All in all, Phrynichus was admired and imitated for at least two generations after his lifetime. But like Philip II of Macedon whose glory was also eclipsed by his successor (and son), Alexander the Great, Phrynichus’ fame was later overshadowed by the man who assumed his mantle as the pre-eminent playwright of Athens in the next generation. That man was, of course, Aeschylus.
A. Aeschylus’ Life and Career

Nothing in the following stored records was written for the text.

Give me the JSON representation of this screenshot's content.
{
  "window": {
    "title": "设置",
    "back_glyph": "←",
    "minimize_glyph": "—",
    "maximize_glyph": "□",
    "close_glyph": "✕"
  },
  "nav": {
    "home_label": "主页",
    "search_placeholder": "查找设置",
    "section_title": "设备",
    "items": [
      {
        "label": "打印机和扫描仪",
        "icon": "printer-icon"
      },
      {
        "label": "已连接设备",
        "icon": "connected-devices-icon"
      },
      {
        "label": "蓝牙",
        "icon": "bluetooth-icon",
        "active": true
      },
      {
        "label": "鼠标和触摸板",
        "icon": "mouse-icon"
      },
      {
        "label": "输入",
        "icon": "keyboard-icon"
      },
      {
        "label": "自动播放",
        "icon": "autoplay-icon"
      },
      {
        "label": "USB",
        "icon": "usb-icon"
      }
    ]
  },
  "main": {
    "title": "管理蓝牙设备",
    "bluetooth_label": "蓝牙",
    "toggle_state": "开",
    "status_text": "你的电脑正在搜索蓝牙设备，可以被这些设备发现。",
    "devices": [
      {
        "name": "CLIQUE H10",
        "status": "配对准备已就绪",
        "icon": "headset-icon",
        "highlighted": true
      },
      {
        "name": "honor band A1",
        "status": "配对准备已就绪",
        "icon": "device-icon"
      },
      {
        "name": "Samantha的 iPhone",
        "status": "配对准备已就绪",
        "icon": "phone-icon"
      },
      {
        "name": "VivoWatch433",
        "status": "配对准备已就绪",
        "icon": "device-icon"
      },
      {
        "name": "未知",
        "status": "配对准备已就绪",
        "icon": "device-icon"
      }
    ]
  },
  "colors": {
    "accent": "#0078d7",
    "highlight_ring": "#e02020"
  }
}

We know much more about Aeschylus than his predecessors, due, no doubt, to his subsequent renown as both poet and dramatist. Aeschylus was born around 525/524 BCE and died in 456 BCE. Though not among the rich, he came from good Athenian stock and was apparently well-educated. As an adult, Aeschylus fought at the Battle of Marathon in the First Persian War, a detail preserved on the Parian Marble. And again, during the Second Persian War, it is likely Aeschylus, by then in his forties, rowed with the Greek navy when it defeated its Persian counterpart at the Battle of Salamis (480 BCE). His brother Cynegirus is reported to have died there. Related by historical sources of varying reliability, Aeschylus’ participation in this battle finds its best confirmation in his own Persae, a play which narrates the events that happened at sea that day and pays close attention to the sorts of details a common sailor would have noted.

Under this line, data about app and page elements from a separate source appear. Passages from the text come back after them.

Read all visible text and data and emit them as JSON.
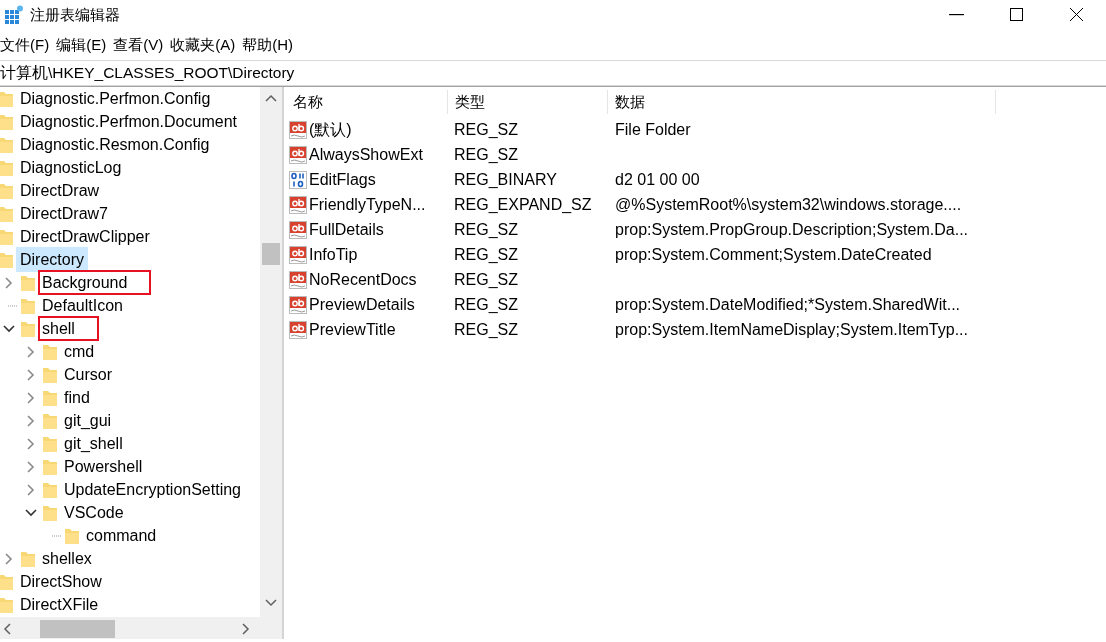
{
  "window": {
    "title": "注册表编辑器"
  },
  "menu": [
    "文件(F)",
    "编辑(E)",
    "查看(V)",
    "收藏夹(A)",
    "帮助(H)"
  ],
  "address": "计算机\\HKEY_CLASSES_ROOT\\Directory",
  "tree": [
    {
      "label": "Diagnostic.Perfmon.Config",
      "selected": false,
      "highlighted": false
    },
    {
      "label": "Diagnostic.Perfmon.Document",
      "selected": false,
      "highlighted": false
    },
    {
      "label": "Diagnostic.Resmon.Config",
      "selected": false,
      "highlighted": false
    },
    {
      "label": "DiagnosticLog",
      "selected": false,
      "highlighted": false
    },
    {
      "label": "DirectDraw",
      "selected": false,
      "highlighted": false
    },
    {
      "label": "DirectDraw7",
      "selected": false,
      "highlighted": false
    },
    {
      "label": "DirectDrawClipper",
      "selected": false,
      "highlighted": false
    },
    {
      "label": "Directory",
      "selected": true,
      "highlighted": false,
      "children": [
        {
          "label": "Background",
          "kind": "collapsed",
          "selected": false,
          "highlighted": true
        },
        {
          "label": "DefaultIcon",
          "kind": "leaf",
          "selected": false,
          "highlighted": false
        },
        {
          "label": "shell",
          "kind": "expanded",
          "selected": false,
          "highlighted": true,
          "children": [
            {
              "label": "cmd",
              "kind": "collapsed",
              "selected": false,
              "highlighted": false
            },
            {
              "label": "Cursor",
              "kind": "collapsed",
              "selected": false,
              "highlighted": false
            },
            {
              "label": "find",
              "kind": "collapsed",
              "selected": false,
              "highlighted": false
            },
            {
              "label": "git_gui",
              "kind": "collapsed",
              "selected": false,
              "highlighted": false
            },
            {
              "label": "git_shell",
              "kind": "collapsed",
              "selected": false,
              "highlighted": false
            },
            {
              "label": "Powershell",
              "kind": "collapsed",
              "selected": false,
              "highlighted": false
            },
            {
              "label": "UpdateEncryptionSetting",
              "kind": "collapsed",
              "selected": false,
              "highlighted": false
            },
            {
              "label": "VSCode",
              "kind": "expanded",
              "selected": false,
              "highlighted": false,
              "children": [
                {
                  "label": "command",
                  "kind": "leaf",
                  "selected": false,
                  "highlighted": false
                }
              ]
            }
          ]
        },
        {
          "label": "shellex",
          "kind": "collapsed",
          "selected": false,
          "highlighted": false
        }
      ]
    },
    {
      "label": "DirectShow",
      "selected": false,
      "highlighted": false
    },
    {
      "label": "DirectXFile",
      "selected": false,
      "highlighted": false
    }
  ],
  "table": {
    "columns": [
      "名称",
      "类型",
      "数据"
    ],
    "rows": [
      {
        "name": "(默认)",
        "kind": "string",
        "type": "REG_SZ",
        "data": "File Folder"
      },
      {
        "name": "AlwaysShowExt",
        "kind": "string",
        "type": "REG_SZ",
        "data": ""
      },
      {
        "name": "EditFlags",
        "kind": "binary",
        "type": "REG_BINARY",
        "data": "d2 01 00 00"
      },
      {
        "name": "FriendlyTypeN...",
        "kind": "string",
        "type": "REG_EXPAND_SZ",
        "data": "@%SystemRoot%\\system32\\windows.storage...."
      },
      {
        "name": "FullDetails",
        "kind": "string",
        "type": "REG_SZ",
        "data": "prop:System.PropGroup.Description;System.Da..."
      },
      {
        "name": "InfoTip",
        "kind": "string",
        "type": "REG_SZ",
        "data": "prop:System.Comment;System.DateCreated"
      },
      {
        "name": "NoRecentDocs",
        "kind": "string",
        "type": "REG_SZ",
        "data": ""
      },
      {
        "name": "PreviewDetails",
        "kind": "string",
        "type": "REG_SZ",
        "data": "prop:System.DateModified;*System.SharedWit..."
      },
      {
        "name": "PreviewTitle",
        "kind": "string",
        "type": "REG_SZ",
        "data": "prop:System.ItemNameDisplay;System.ItemTyp..."
      }
    ]
  }
}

Aeschylus is said to have died in Sicily, presumably on tour since the Greeks who lived there admired his work, or so some sources relate. Confirmation of this comes from the title of one of his tragedies, The Women of Etna, which appears to have been written primarily for a Sicilian viewership. If so, it constitutes one of the few specific instances that we know of classical drama being performed outside the City Dionysia in Athens during the fifth century BCE.
So beginning at least in the later part of his career and from that time on, the ancients held Aeschylus’ work in high esteem, at least to judge from the number of times he won first prize at the Dionysia—his biography says thirteen—and from the praise showered on him after his lifetime. To wit, a decree issued by the Athenians several decades after Aeschylus’ life attests to his enduring popularity throughout the Classical Age. It proclaimed that, if anyone wished to revive one of Aeschylus’ plays, the city itself would act as choregos and pay for the chorus, by far the costliest aspect of theatre production in that day.
Conversely, the Parian Marble also reports that Aeschylus’ first victory at the Dionysia came only in 484 BCE, which must have been fairly late in his career, certainly not the first time he entered the Dionysia. To judge from the number of extant play titles accredited to him—he wrote at least seventy dramas constituting a minimum of seventeen separate tetralogies (three tragedies plus a satyr play)—Aeschylus’ career almost certainly had to have begun earlier than 484 BCE. It would have been infeasible for him to enter the competition at the Dionysia often enough between 484 and his death in 456 to generate that many plays. Thus, for at least some portion of his early career he must have gone without winning at the Dionysia. In other words, his popularity was ultimately very great but probably came neither quickly nor easily.
(TO BE CONTINUED)
BY MARKUS DAMEN